(Entries taken from a collection)
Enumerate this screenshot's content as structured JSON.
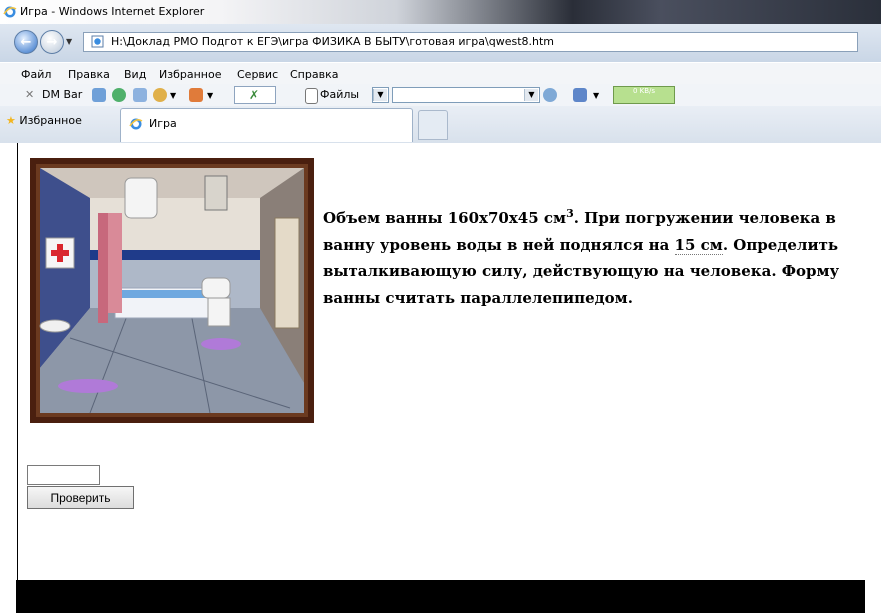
{
  "window": {
    "title": "Игра - Windows Internet Explorer"
  },
  "address": {
    "url": "H:\\Доклад РМО Подгот к ЕГЭ\\игра ФИЗИКА В БЫТУ\\готовая игра\\qwest8.htm"
  },
  "menu": {
    "items": [
      "Файл",
      "Правка",
      "Вид",
      "Избранное",
      "Сервис",
      "Справка"
    ]
  },
  "toolbar": {
    "dm_label": "DM Bar",
    "files_label": "Файлы",
    "speed": "0 KB/s"
  },
  "tabs": {
    "favorites_label": "Избранное",
    "active_tab": "Игра"
  },
  "task": {
    "part1": "Объем ванны 160х70х45 см",
    "sup": "3",
    "part2": ". При погружении человека в ванну уровень воды в ней поднялся на ",
    "highlight": "15 см",
    "part3": ". Определить выталкивающую силу, действующую на человека. Форму ванны  считать параллелепипедом."
  },
  "form": {
    "answer_value": "",
    "check_label": "Проверить"
  },
  "colors": {
    "accent": "#2d6fc7",
    "frame": "#4a1f0f"
  }
}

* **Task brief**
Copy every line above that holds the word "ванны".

* **Task result**
    "part1": "Объем ванны 160х70х45 см",
    "part3": ". Определить выталкивающую силу, действующую на человека. Форму ванны  считать параллелепипедом."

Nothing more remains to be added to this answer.